● Task description:
Copy each line below containing "title".

▶

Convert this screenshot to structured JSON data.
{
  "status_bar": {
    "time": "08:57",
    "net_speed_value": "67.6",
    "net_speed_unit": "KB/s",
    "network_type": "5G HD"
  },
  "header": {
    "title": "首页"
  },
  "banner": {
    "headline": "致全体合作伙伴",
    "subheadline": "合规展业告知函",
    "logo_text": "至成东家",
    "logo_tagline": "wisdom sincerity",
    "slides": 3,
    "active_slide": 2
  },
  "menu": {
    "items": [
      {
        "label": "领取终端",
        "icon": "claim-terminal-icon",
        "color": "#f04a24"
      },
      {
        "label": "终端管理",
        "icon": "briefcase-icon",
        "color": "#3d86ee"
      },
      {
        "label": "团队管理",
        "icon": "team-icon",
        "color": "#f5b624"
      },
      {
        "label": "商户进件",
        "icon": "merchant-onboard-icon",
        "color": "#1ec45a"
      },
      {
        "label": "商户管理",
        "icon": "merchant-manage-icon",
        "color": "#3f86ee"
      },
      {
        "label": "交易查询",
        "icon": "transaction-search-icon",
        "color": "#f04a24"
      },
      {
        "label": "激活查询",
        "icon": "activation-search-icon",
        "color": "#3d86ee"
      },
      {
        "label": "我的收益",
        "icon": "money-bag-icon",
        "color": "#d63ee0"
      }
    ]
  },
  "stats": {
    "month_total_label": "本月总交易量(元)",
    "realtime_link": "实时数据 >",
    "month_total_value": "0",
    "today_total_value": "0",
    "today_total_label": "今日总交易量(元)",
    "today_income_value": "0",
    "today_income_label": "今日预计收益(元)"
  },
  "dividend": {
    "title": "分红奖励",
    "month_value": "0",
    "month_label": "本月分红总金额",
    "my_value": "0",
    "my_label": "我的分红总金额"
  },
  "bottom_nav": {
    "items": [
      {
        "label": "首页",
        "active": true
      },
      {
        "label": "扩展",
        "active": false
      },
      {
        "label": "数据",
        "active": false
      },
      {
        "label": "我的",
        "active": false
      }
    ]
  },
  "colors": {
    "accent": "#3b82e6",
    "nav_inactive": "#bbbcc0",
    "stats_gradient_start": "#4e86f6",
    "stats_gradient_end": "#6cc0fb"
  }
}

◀
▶

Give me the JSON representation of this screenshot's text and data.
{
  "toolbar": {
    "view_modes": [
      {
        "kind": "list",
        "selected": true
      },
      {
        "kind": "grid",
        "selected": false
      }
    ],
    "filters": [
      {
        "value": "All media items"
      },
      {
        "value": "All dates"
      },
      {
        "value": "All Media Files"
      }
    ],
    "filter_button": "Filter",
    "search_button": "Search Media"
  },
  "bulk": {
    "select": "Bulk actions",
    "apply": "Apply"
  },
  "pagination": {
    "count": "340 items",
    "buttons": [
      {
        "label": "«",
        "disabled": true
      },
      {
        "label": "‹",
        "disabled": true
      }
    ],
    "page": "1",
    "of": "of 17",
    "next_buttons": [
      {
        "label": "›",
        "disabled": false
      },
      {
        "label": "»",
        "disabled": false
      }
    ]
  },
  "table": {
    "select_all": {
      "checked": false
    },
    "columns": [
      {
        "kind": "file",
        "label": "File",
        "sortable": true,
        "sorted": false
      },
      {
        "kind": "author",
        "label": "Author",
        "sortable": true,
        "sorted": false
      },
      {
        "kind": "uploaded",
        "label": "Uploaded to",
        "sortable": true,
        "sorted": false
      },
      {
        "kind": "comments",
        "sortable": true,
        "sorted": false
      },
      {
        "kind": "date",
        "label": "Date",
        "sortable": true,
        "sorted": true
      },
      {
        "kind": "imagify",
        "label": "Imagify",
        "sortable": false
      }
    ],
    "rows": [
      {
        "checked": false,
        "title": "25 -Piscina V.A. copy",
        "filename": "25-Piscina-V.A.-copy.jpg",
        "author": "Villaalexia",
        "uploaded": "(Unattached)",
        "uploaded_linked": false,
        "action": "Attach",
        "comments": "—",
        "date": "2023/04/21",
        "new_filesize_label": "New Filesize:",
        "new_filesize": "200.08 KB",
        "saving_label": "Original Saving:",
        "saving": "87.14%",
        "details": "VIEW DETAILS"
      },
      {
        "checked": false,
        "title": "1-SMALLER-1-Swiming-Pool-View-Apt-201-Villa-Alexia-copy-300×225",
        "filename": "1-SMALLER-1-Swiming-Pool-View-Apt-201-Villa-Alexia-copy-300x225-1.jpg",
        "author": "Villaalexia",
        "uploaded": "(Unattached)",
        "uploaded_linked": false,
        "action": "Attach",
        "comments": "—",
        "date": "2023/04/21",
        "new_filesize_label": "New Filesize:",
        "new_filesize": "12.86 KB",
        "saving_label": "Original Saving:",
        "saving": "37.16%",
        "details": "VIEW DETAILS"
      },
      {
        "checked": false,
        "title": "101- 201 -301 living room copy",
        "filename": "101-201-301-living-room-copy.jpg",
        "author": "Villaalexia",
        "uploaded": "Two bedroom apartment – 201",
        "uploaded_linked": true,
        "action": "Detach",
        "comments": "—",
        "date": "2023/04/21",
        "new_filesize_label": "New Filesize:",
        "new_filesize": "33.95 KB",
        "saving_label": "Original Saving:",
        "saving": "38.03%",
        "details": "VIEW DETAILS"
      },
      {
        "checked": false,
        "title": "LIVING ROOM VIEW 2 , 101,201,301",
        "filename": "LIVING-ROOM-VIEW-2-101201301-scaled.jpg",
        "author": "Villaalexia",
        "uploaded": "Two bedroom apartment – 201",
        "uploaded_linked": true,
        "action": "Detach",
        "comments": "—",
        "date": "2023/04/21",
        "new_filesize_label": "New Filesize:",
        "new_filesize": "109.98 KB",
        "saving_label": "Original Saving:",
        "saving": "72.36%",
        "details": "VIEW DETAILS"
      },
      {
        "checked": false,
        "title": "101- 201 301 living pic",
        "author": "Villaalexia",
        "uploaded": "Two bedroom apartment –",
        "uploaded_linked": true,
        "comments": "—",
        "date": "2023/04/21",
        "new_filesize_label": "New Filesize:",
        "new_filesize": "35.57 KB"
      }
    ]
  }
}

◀
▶

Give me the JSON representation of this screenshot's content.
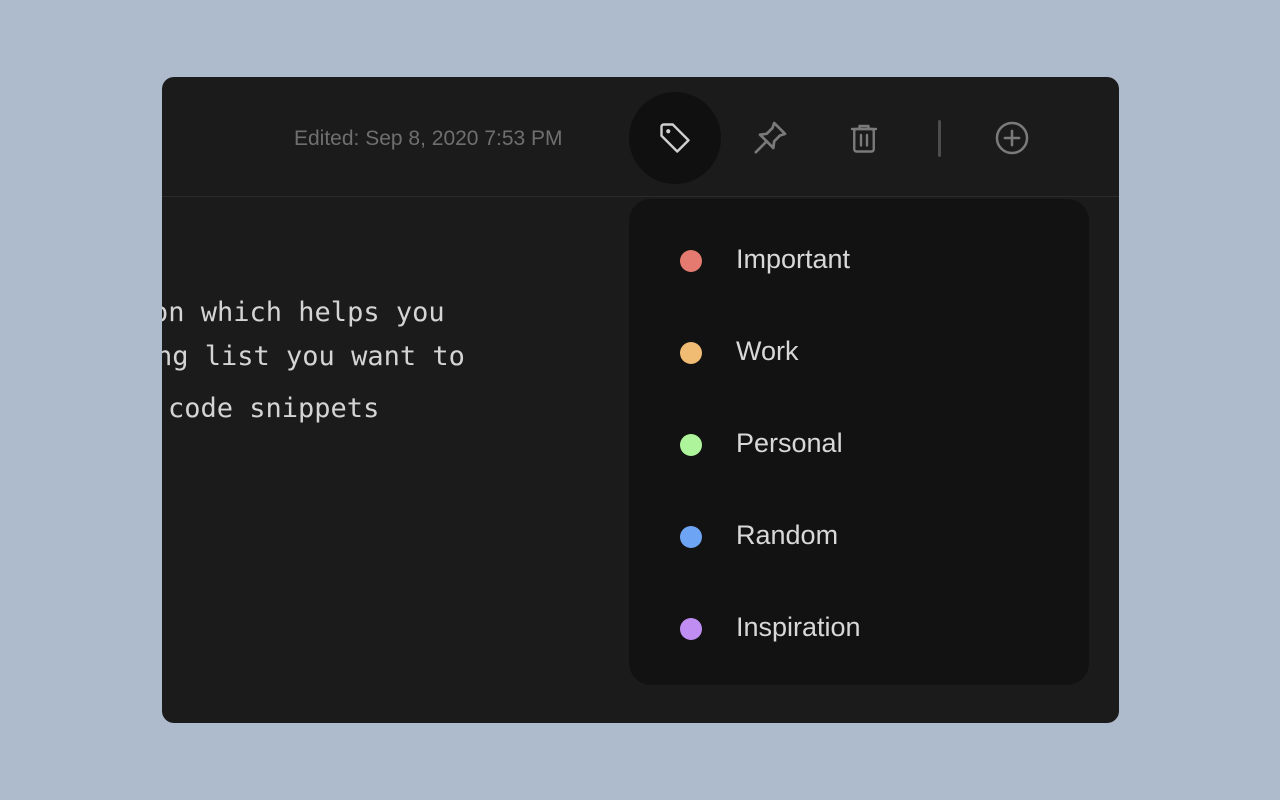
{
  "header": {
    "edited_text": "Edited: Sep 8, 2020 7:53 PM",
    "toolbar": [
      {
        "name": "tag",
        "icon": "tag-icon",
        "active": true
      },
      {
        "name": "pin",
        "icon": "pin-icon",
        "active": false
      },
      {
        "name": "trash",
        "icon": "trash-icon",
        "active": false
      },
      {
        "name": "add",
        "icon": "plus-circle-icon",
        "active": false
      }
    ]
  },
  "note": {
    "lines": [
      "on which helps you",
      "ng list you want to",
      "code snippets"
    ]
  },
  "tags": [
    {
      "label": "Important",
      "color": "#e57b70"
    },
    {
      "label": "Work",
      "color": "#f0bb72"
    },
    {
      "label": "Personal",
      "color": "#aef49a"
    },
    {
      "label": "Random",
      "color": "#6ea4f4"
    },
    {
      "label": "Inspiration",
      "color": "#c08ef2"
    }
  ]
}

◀

● Exercise response:
    "title": "首页"
    "title": "分红奖励",
        "title": "25 -Piscina V.A. copy",
        "title": "1-SMALLER-1-Swiming-Pool-View-Apt-201-Villa-Alexia-copy-300×225",
        "title": "101- 201 -301 living room copy",
        "title": "LIVING ROOM VIEW 2 , 101,201,301",
        "title": "101- 201 301 living pic",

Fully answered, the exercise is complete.